God is love. When we take up permanent residence in a life of love, we live in God and God lives in us. This way, love has the run of the house, becomes at home and mature in us, so that we’re free of worry on Judgment Day—our standing in the world is identical with Christ’s. There is no room in love for fear. Well-formed love banishes fear. Since fear is crippling, a fearful life—fear of death, fear of judgment—is one not yet fully formed in love. We, though, are going to love—love and be loved. First we were loved, now we love. He loved us first. (1 John 4:17-19)
Rick does have a chapter on his own spirituality, and the impact his own walk with the Lord had on his ability to parent well. He had a vulnerability in this chapter that I didn’t find in the rest of the book. I honestly think that was my favorite part of all his writing, as he shared about his own doubt, anger and struggles with the Lord at different points in his life. However, his relationship with the Lord doesn’t seem to be reflected in the other chapters the same way. It leaves his other chapters feeling like empty generalities, despite his attempts to provide examples and practical application, and even talk about his own struggles and failings.
In the September 23rd entry in My Utmost for His Highest, it says this:
“In our natural life our ambitions change as we grow, but in the Christian life the goal is given at the very beginning, and the beginning and the end are exactly the same, namely, our Lord Himself. We start with Christ and we end with Him— “…till we all come…to the measure of the stature of the fullness of Christ…” (Ephesians 4:13), not simply to our own idea of what the Christian life should be. The goal of the missionary is to do God’s will, not to be useful or to win the lost. A missionary is useful and he does win the lost, but that is not his goal. His goal is to do the will of his Lord.”
I think that just in the same way, the goal of the father is to do the will of the Lord, not to be a good dad or teach character. I think a father does end up being a good dad and teaching character, but not because that is his goal. His goal is to follow Jesus, and the other things are merely byproducts of what it looks like to love like Jesus does.
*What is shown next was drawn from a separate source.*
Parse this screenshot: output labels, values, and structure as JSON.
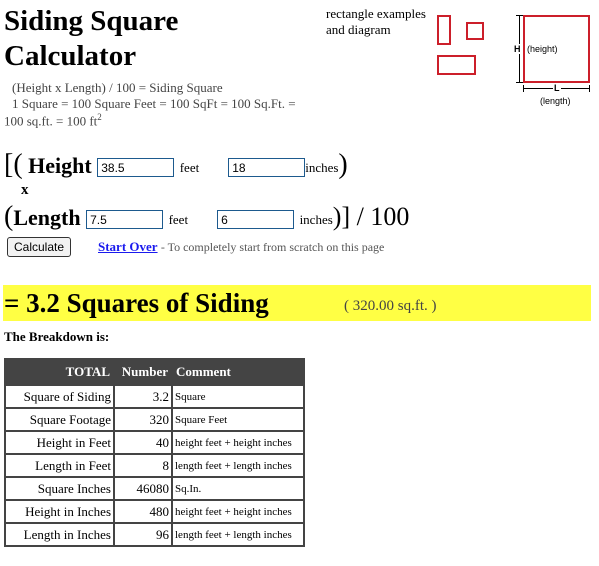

“This isn’t the venue to go into a long theological discussion of the ways God manifests his presence in the world and in the lives of human beings, but it is to say that most men question God’s existence and struggle with the concept of having faith in something they have no control over.” (108)
I disagree with Rick and think that this book could have been the place to include the ways God manifests his presence to people, since I’m convinced that is where we get the courage to live (including what it takes to father) well. I think what felt most disappointing about this book to me was knowing that the author is a Christian. I had higher expectations for the author to share of a more integrated faith into the mess of life. I hoped that he would discuss how it is faith that brings application to the everyday of life of which fathering is part of. Instead, this man’s Christian faith felt like a category of fathering, instead of the sum total of it. I felt as though this book made the claim that “father” is the main identity of a man, that “Christian” can fit under, but doesn’t necessarily have to.
Like I previously said, I’m convinced that the intentions behind this book were good and meant to help. But I was disappointed to not see a relationship with Jesus driving the practical application of fathering. I think the intentionality and application could be helpful, but without the proper motivation of being first loved by Jesus, I think this book may be little more than behavior modification.
*Revel Publishers provided me with a complimentary copy of this book in exchange for my honest review. The opinions I have expressed are my own. I am disclosing this in accordance with the Federal Trade Commissions 16 CFR, Part 255